If you really want to start an argument online, bring up the topic of print versus digital in a community of readers and watch the fur fly. Though there will be a few moderate voices who agree the formats can co-exist peacefully, the conversation will most likely be polarized into two camps: those who believe a world where everyone reads digitally is inevitable, and those who believe e-reading is a huge mistake. The arguments are complicated, passionate, and enough to make a person avoid internet debate altogether, except that nobody wants to stop reading books and discussing them.

Enter Alena Graedon and her first novel, The Word Exchange. Heavily influenced by the print versus digital debate, Graedon’s characters come down on the side of slow reading, analog texts, and in-person communication, a perspective that will irritate some, overjoy others, and definitely add more fuel to the already-blazing debate about  the future of reading.

photo © Beowulf Sheehan. Click through to read interview.

Photo © Beowulf Sheehan. Click through to read an interview with Graedon.

Our heroine, Anana Johnson, lives in a world where print is already mostly dead. There are a few bookstores and libraries left, but most reading and communication takes place via Memes, highly jacked-up smartphones that are so very good at what they do, they can order a taxi for you after you’ve had a few drinks and auto-dial your favorite restaurant the minute you’re hungry. Anana’s dad, who is working hard to publish what will be the last ever print edition of the dictionary, is staunchly anti-technology, and warns Anana that she should stop using her Meme, before things go Terribly Wrong. Anana humors him and goes about her digital-saturated life…until one night Dr. Johnson (get it?) doesn’t show up for their usual dinner date, which is just the beginning of a chain of events that rapidly spirals into worldwide chaos.

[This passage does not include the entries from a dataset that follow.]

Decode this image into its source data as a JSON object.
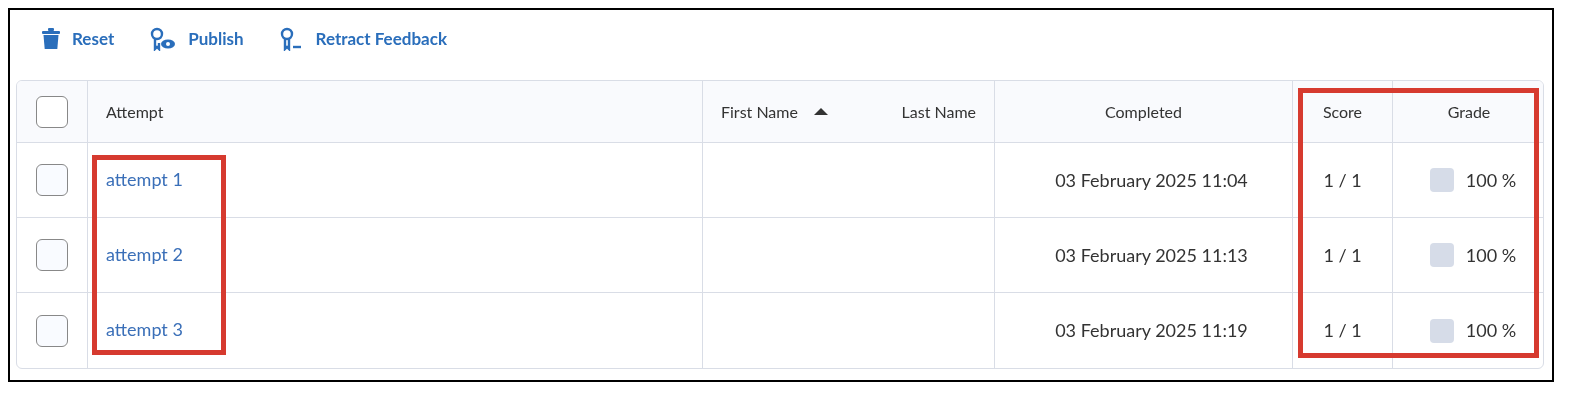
{
  "toolbar": [
    {
      "kind": "trash",
      "label": "Reset"
    },
    {
      "kind": "publish",
      "label": "Publish"
    },
    {
      "kind": "retract",
      "label": "Retract Feedback"
    }
  ],
  "table": {
    "select_all": {
      "checked": false
    },
    "columns": [
      {
        "kind": "attempt",
        "label": "Attempt",
        "highlighted": true
      },
      {
        "kind": "names",
        "first": "First Name",
        "sort_ascending": true,
        "last": "Last Name"
      },
      {
        "kind": "completed",
        "label": "Completed"
      },
      {
        "kind": "score",
        "label": "Score",
        "highlighted": true
      },
      {
        "kind": "grade",
        "label": "Grade",
        "highlighted": true
      }
    ],
    "rows": [
      {
        "checked": false,
        "attempt": "attempt 1",
        "completed": "03 February 2025 11:04",
        "score": "1 / 1",
        "grade": "100 %"
      },
      {
        "checked": false,
        "attempt": "attempt 2",
        "completed": "03 February 2025 11:13",
        "score": "1 / 1",
        "grade": "100 %"
      },
      {
        "checked": false,
        "attempt": "attempt 3",
        "completed": "03 February 2025 11:19",
        "score": "1 / 1",
        "grade": "100 %"
      }
    ]
  }
}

The fault, of course, lies in the Memes…or, rather, the small group of greedy men (and, curiously, they are all men) who got rich creating and selling them, not realizing that they were unwittingly contributing to the creation of a virus that, after infecting all the gadgets, infected language itself. With only the help of a small group of her father’s friends, Anana must not only find Dr. Johnson, but also resist succumbing to what eventually becomes known as Word Flu, which, if it doesn’t kill you, can leave you mute and unable to write.

Far-fetched, to be sure. But if we can accept dystopian fiction with teenagers fighting to the death, why not a language virus that can strip us of our humanity? Even if you’re on board with the premise, the narrative itself is slow and cumbersome, most likely on purpose to prove a rhetorical point: contemporary eyes, used to scanning phones and computer screens, have a more difficult time with long paragraphs, meandering storylines, elevated vocabulary, and interior monologue. In fact, what little actually happens in the book is surrounded by long passages about it happening, and what people think about it happening, which is both annoying and brilliant at the same time. You can’t just thoughtlessly burn through Graedon’s book: you have to pay attention to every word, and really think about it, which makes reading this book a test of how much you actually enjoy reading.

Broken up into twenty-six chapters–one for each letter of the alphabet–Graedon’s book takes the reader on a long, meandering journey through our own culture. It’s like a novelization of The Shallows, and more than a little didactic. As someone biased in that direction, I didn’t mind, but what I honestly don’t understand is why Graedon chose to also release the novel in digital format: if she really believes what she’s writing about, wouldn’t it make sense to have it exist in print only? Or was the irony–and the chance to make more money–just too great?

You can see that this is not a book you read for pleasure. It’s a book designed to make you think first, and if you happen to have a good time along the way, so much the better. I definitely had a good time, but unless you’re as interested in the future of reading as I am, you may find this a bit tedious. And that, I’m afraid, might be the litmus test of whether The Word Exchange is a novel, or loosely-disguised prophecy. Recommended for library workers, passionate readers, and anybody who enjoys a good argument about technology and culture.